=== Extracted material ===

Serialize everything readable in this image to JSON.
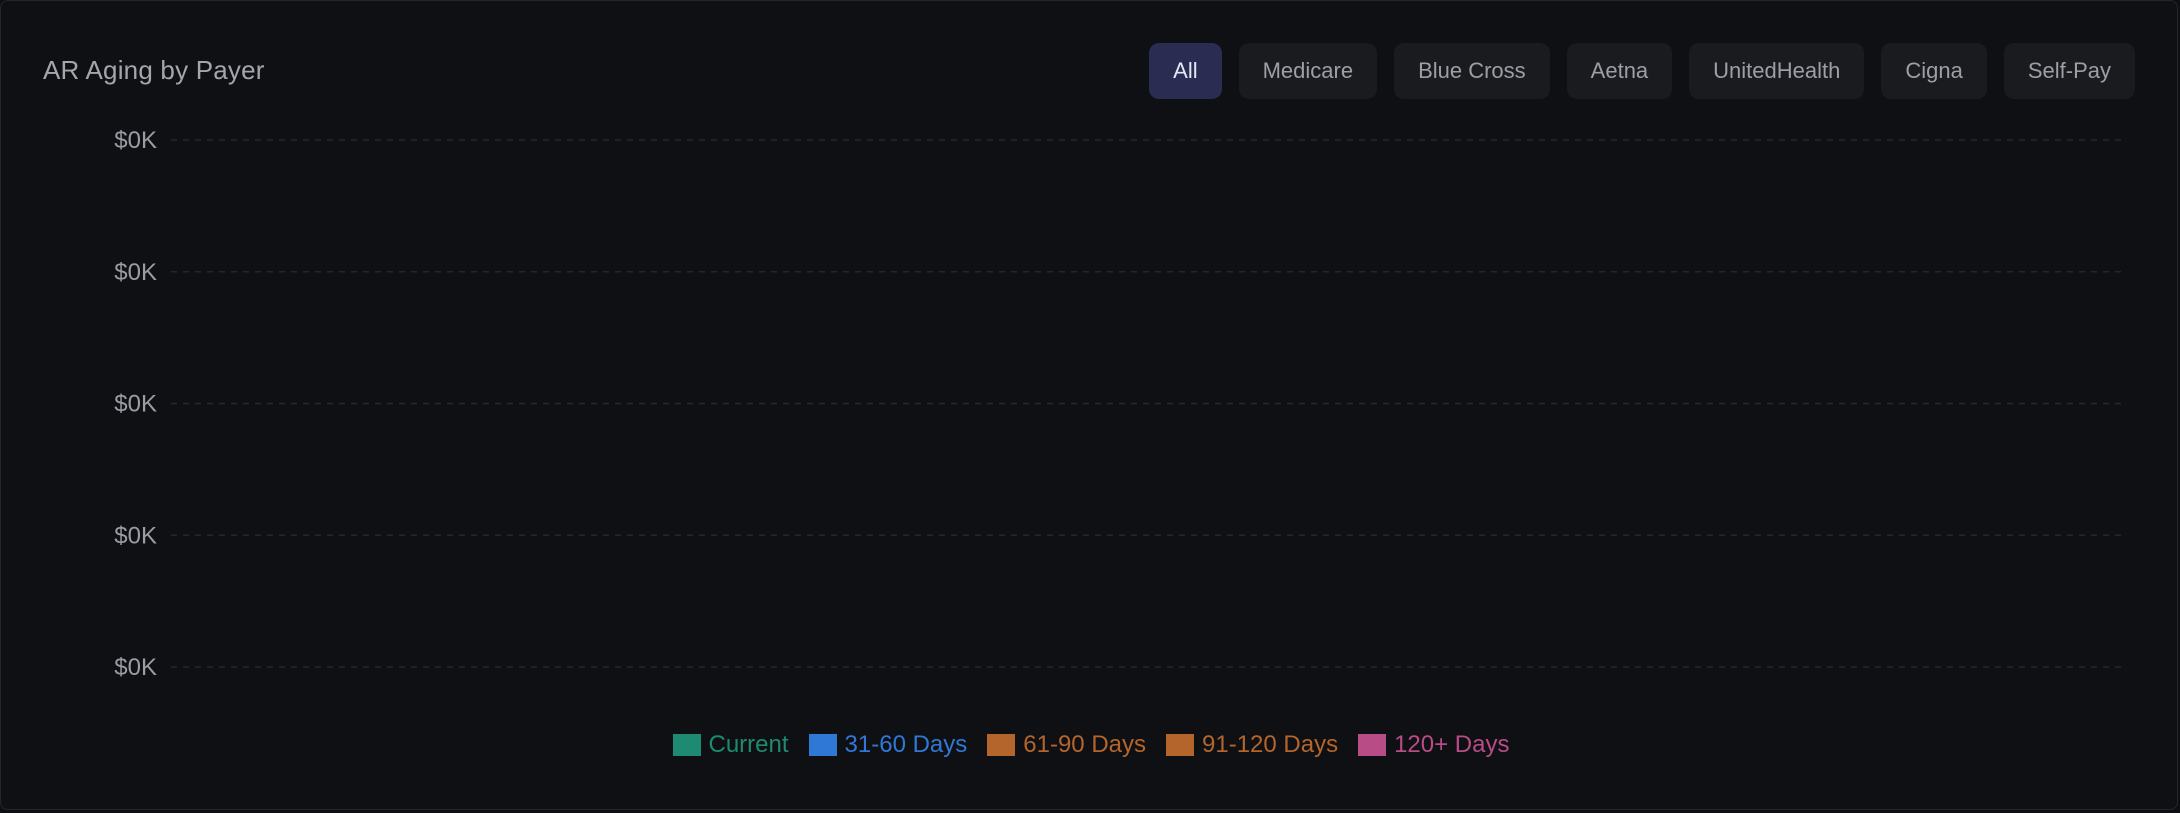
{
  "title": "AR Aging by Payer",
  "filters": {
    "active": "All",
    "items": [
      "All",
      "Medicare",
      "Blue Cross",
      "Aetna",
      "UnitedHealth",
      "Cigna",
      "Self-Pay"
    ]
  },
  "colors": {
    "current": "#1e8a72",
    "d31_60": "#2f78d6",
    "d61_90": "#b4652b",
    "d91_120": "#b4652b",
    "d120_plus": "#b74c86"
  },
  "chart_data": {
    "type": "bar",
    "title": "AR Aging by Payer",
    "categories": [],
    "series": [
      {
        "name": "Current",
        "values": []
      },
      {
        "name": "31-60 Days",
        "values": []
      },
      {
        "name": "61-90 Days",
        "values": []
      },
      {
        "name": "91-120 Days",
        "values": []
      },
      {
        "name": "120+ Days",
        "values": []
      }
    ],
    "ylim": [
      0,
      0
    ],
    "y_ticks": [
      "$0K",
      "$0K",
      "$0K",
      "$0K",
      "$0K"
    ],
    "grid": true,
    "legend_position": "bottom"
  },
  "legend": [
    {
      "label": "Current",
      "color": "#1e8a72"
    },
    {
      "label": "31-60 Days",
      "color": "#2f78d6"
    },
    {
      "label": "61-90 Days",
      "color": "#b4652b"
    },
    {
      "label": "91-120 Days",
      "color": "#b4652b"
    },
    {
      "label": "120+ Days",
      "color": "#b74c86"
    }
  ]
}
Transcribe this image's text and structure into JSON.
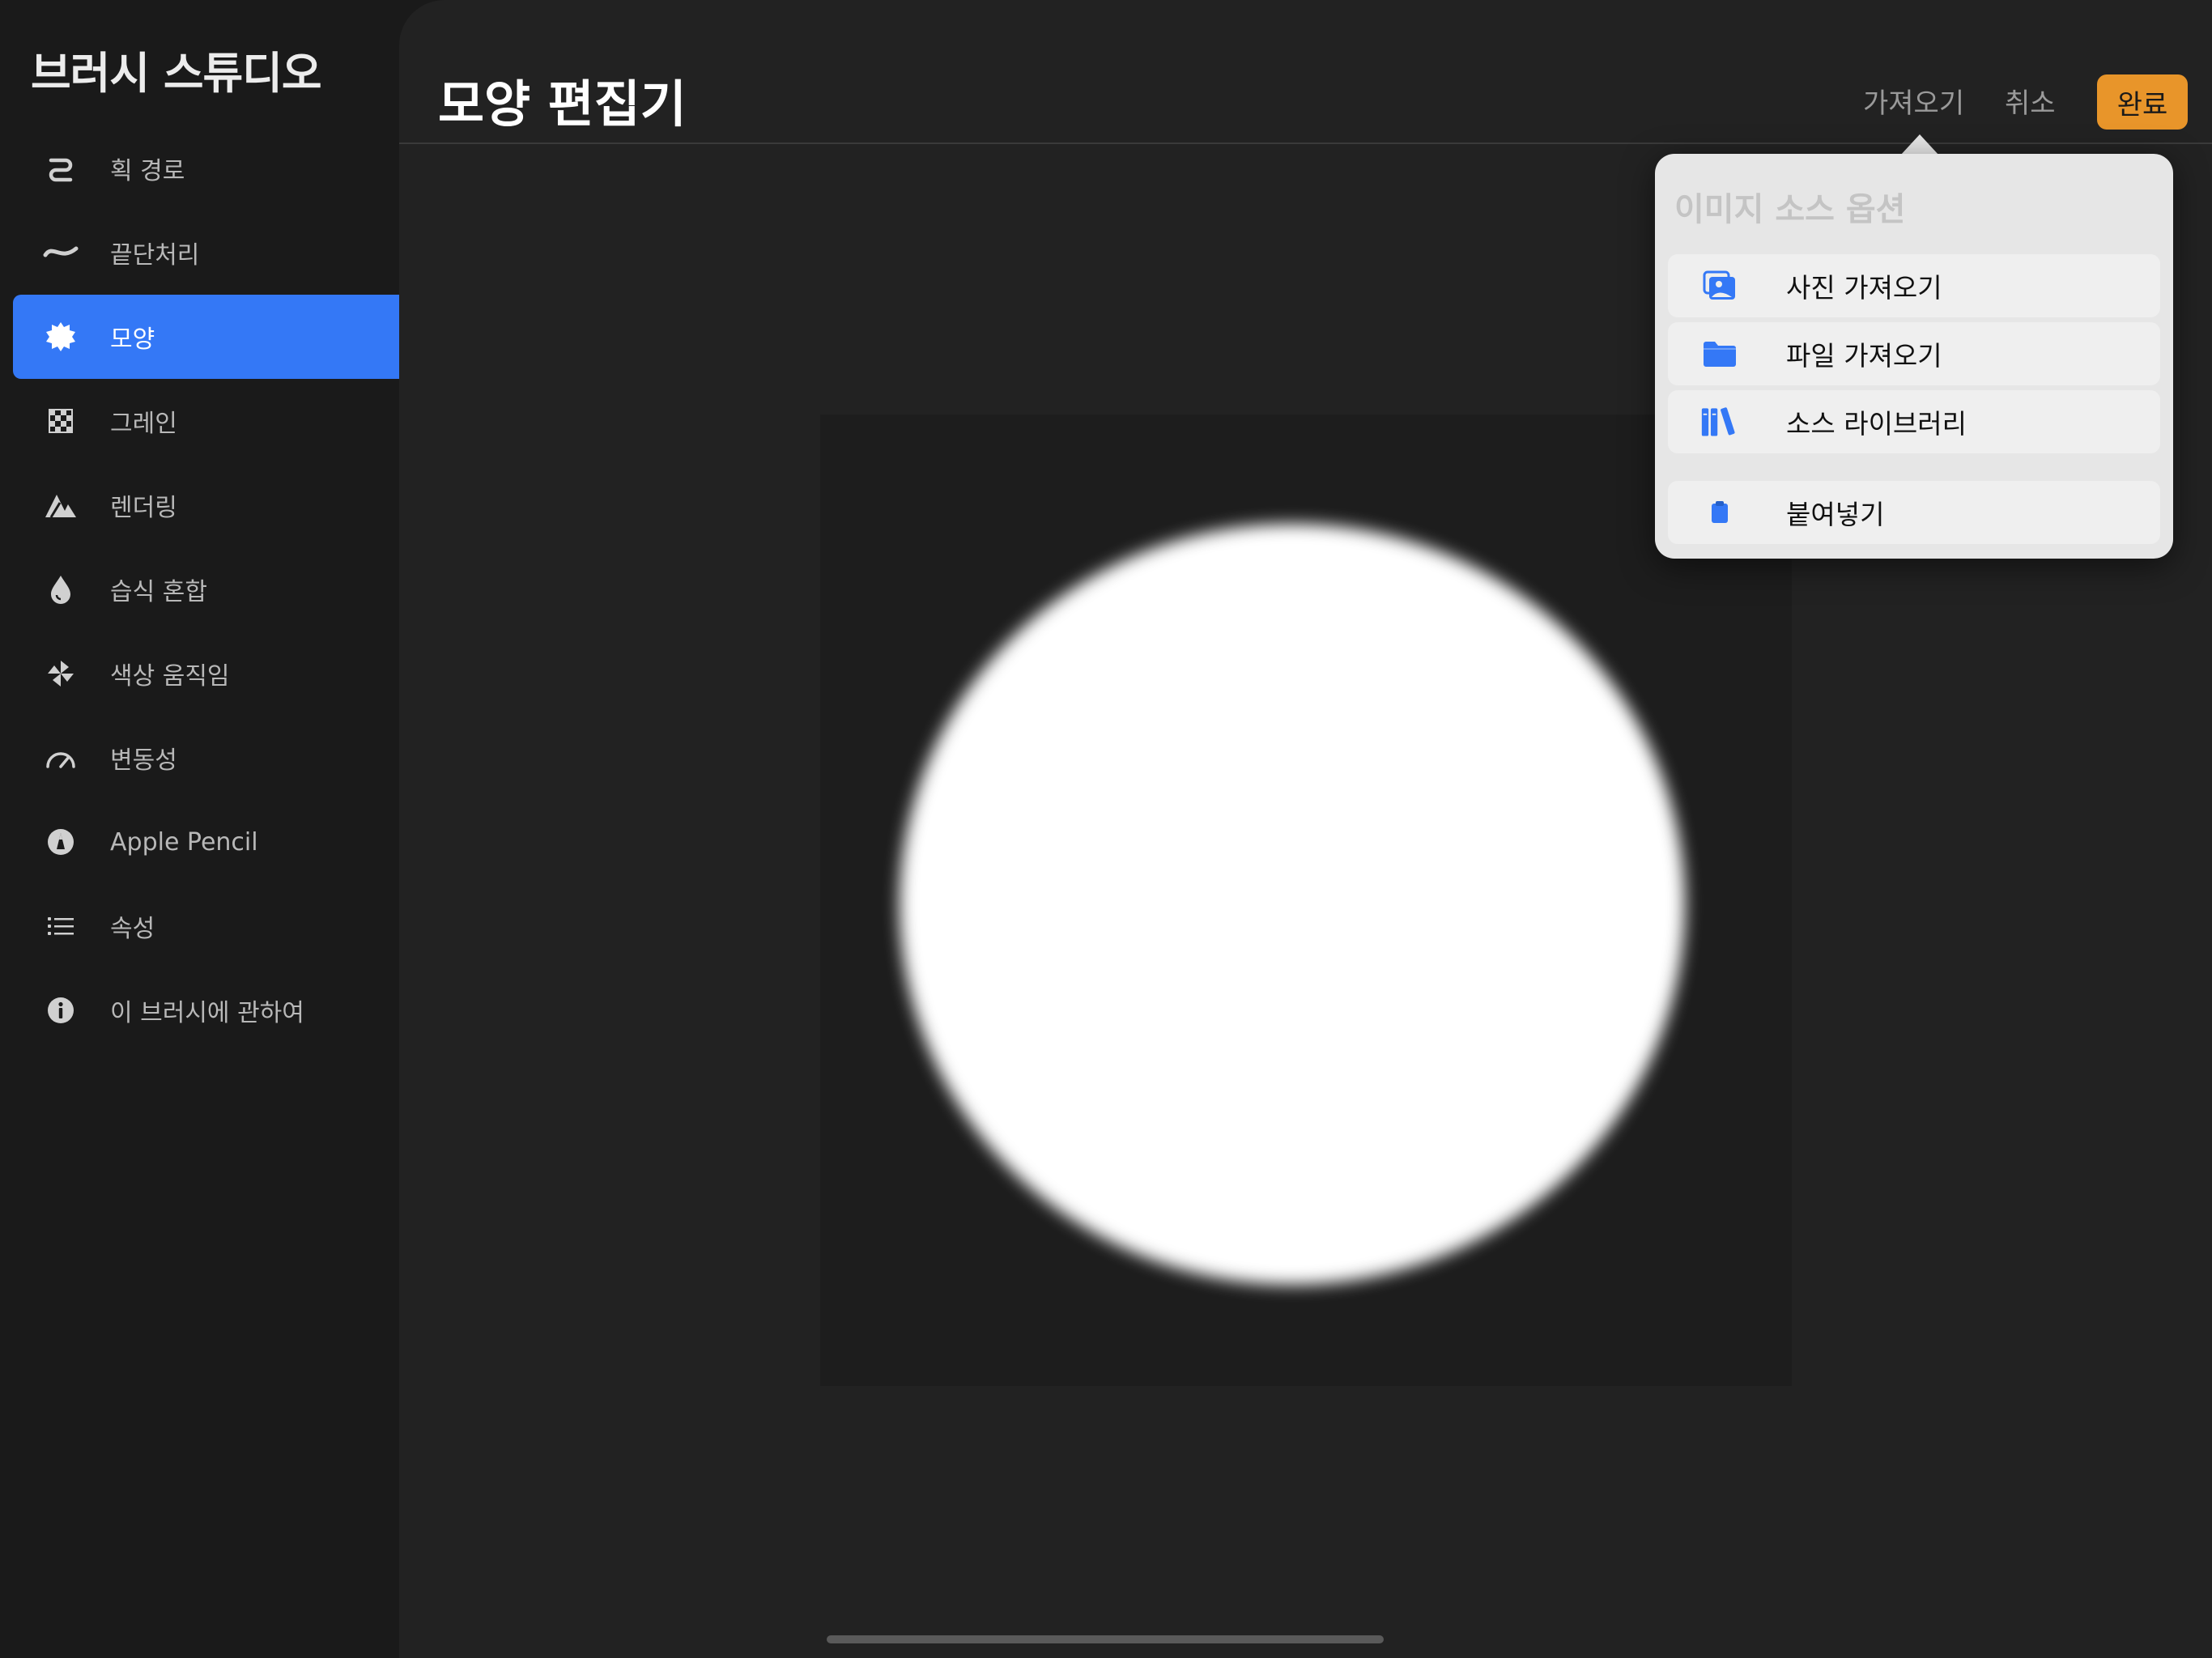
{
  "sidebar": {
    "title": "브러시 스튜디오",
    "items": [
      {
        "label": "획 경로",
        "icon": "stroke-path-icon"
      },
      {
        "label": "끝단처리",
        "icon": "taper-wave-icon"
      },
      {
        "label": "모양",
        "icon": "shape-gear-icon",
        "active": true
      },
      {
        "label": "그레인",
        "icon": "grain-checker-icon"
      },
      {
        "label": "렌더링",
        "icon": "rendering-mountain-icon"
      },
      {
        "label": "습식 혼합",
        "icon": "wet-mix-drop-icon"
      },
      {
        "label": "색상 움직임",
        "icon": "color-dynamics-pinwheel-icon"
      },
      {
        "label": "변동성",
        "icon": "dynamics-gauge-icon"
      },
      {
        "label": "Apple Pencil",
        "icon": "apple-pencil-icon"
      },
      {
        "label": "속성",
        "icon": "properties-list-icon"
      },
      {
        "label": "이 브러시에 관하여",
        "icon": "info-icon"
      }
    ]
  },
  "header": {
    "title": "모양 편집기",
    "import_label": "가져오기",
    "cancel_label": "취소",
    "done_label": "완료"
  },
  "popover": {
    "title": "이미지 소스 옵션",
    "items": [
      {
        "label": "사진 가져오기",
        "icon": "photo-import-icon"
      },
      {
        "label": "파일 가져오기",
        "icon": "folder-icon"
      },
      {
        "label": "소스 라이브러리",
        "icon": "library-books-icon"
      },
      {
        "label": "붙여넣기",
        "icon": "clipboard-paste-icon"
      }
    ]
  },
  "colors": {
    "accent_blue": "#3478f6",
    "done_orange": "#e8952a",
    "background": "#1a1a1a",
    "panel": "#222222"
  }
}
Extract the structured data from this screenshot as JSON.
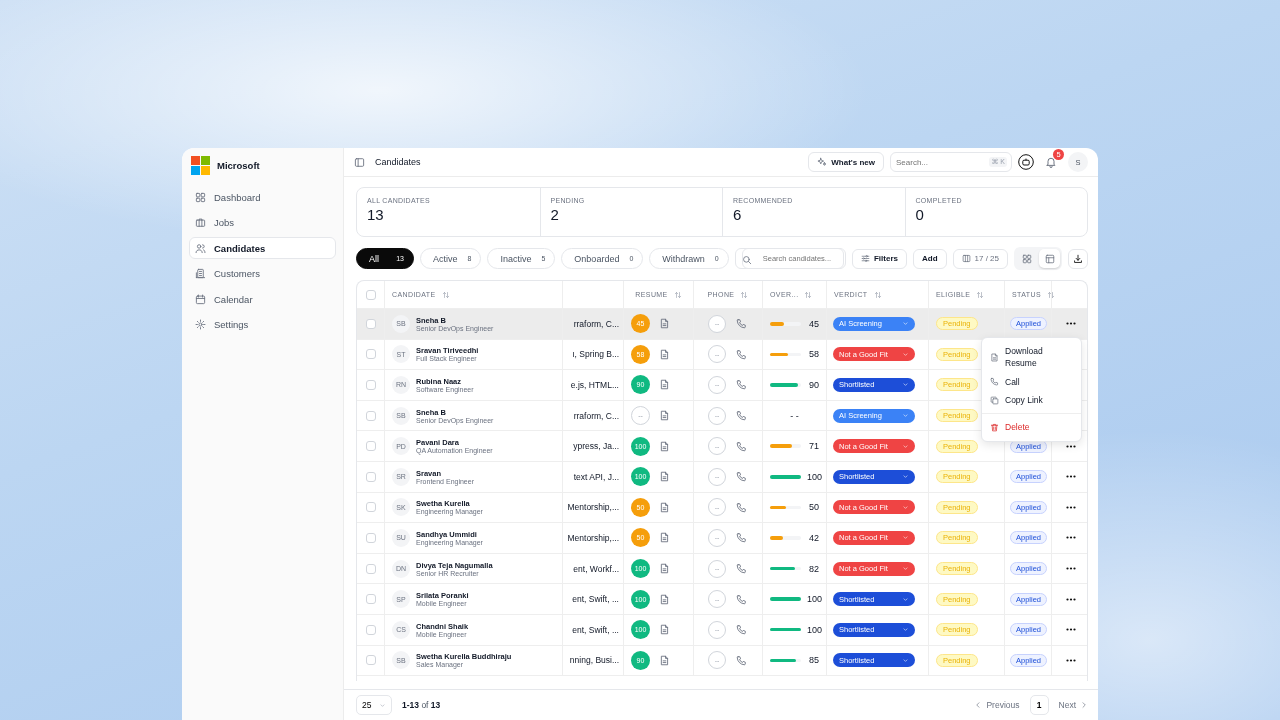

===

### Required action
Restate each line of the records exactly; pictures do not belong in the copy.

### Task answer
Serialize everything readable in this image to JSON.
{
  "title": "AR Aging by Payer",
  "filters": {
    "active": "All",
    "items": [
      "All",
      "Medicare",
      "Blue Cross",
      "Aetna",
      "UnitedHealth",
      "Cigna",
      "Self-Pay"
    ]
  },
  "colors": {
    "current": "#1e8a72",
    "d31_60": "#2f78d6",
    "d61_90": "#b4652b",
    "d91_120": "#b4652b",
    "d120_plus": "#b74c86"
  },
  "chart_data": {
    "type": "bar",
    "title": "AR Aging by Payer",
    "categories": [],
    "series": [
      {
        "name": "Current",
        "values": []
      },
      {
        "name": "31-60 Days",
        "values": []
      },
      {
        "name": "61-90 Days",
        "values": []
      },
      {
        "name": "91-120 Days",
        "values": []
      },
      {
        "name": "120+ Days",
        "values": []
      }
    ],
    "ylim": [
      0,
      0
    ],
    "y_ticks": [
      "$0K",
      "$0K",
      "$0K",
      "$0K",
      "$0K"
    ],
    "grid": true,
    "legend_position": "bottom"
  },
  "legend": [
    {
      "label": "Current",
      "color": "#1e8a72"
    },
    {
      "label": "31-60 Days",
      "color": "#2f78d6"
    },
    {
      "label": "61-90 Days",
      "color": "#b4652b"
    },
    {
      "label": "91-120 Days",
      "color": "#b4652b"
    },
    {
      "label": "120+ Days",
      "color": "#b74c86"
    }
  ]
}
Transcribe this image's text and structure into JSON.
{
  "sidebar": {
    "title": "브러시 스튜디오",
    "items": [
      {
        "label": "획 경로",
        "icon": "stroke-path-icon"
      },
      {
        "label": "끝단처리",
        "icon": "taper-wave-icon"
      },
      {
        "label": "모양",
        "icon": "shape-gear-icon",
        "active": true
      },
      {
        "label": "그레인",
        "icon": "grain-checker-icon"
      },
      {
        "label": "렌더링",
        "icon": "rendering-mountain-icon"
      },
      {
        "label": "습식 혼합",
        "icon": "wet-mix-drop-icon"
      },
      {
        "label": "색상 움직임",
        "icon": "color-dynamics-pinwheel-icon"
      },
      {
        "label": "변동성",
        "icon": "dynamics-gauge-icon"
      },
      {
        "label": "Apple Pencil",
        "icon": "apple-pencil-icon"
      },
      {
        "label": "속성",
        "icon": "properties-list-icon"
      },
      {
        "label": "이 브러시에 관하여",
        "icon": "info-icon"
      }
    ]
  },
  "header": {
    "title": "모양 편집기",
    "import_label": "가져오기",
    "cancel_label": "취소",
    "done_label": "완료"
  },
  "popover": {
    "title": "이미지 소스 옵션",
    "items": [
      {
        "label": "사진 가져오기",
        "icon": "photo-import-icon"
      },
      {
        "label": "파일 가져오기",
        "icon": "folder-icon"
      },
      {
        "label": "소스 라이브러리",
        "icon": "library-books-icon"
      },
      {
        "label": "붙여넣기",
        "icon": "clipboard-paste-icon"
      }
    ]
  },
  "colors": {
    "accent_blue": "#3478f6",
    "done_orange": "#e8952a",
    "background": "#1a1a1a",
    "panel": "#222222"
  }
}
Extract the structured data from this screenshot as JSON.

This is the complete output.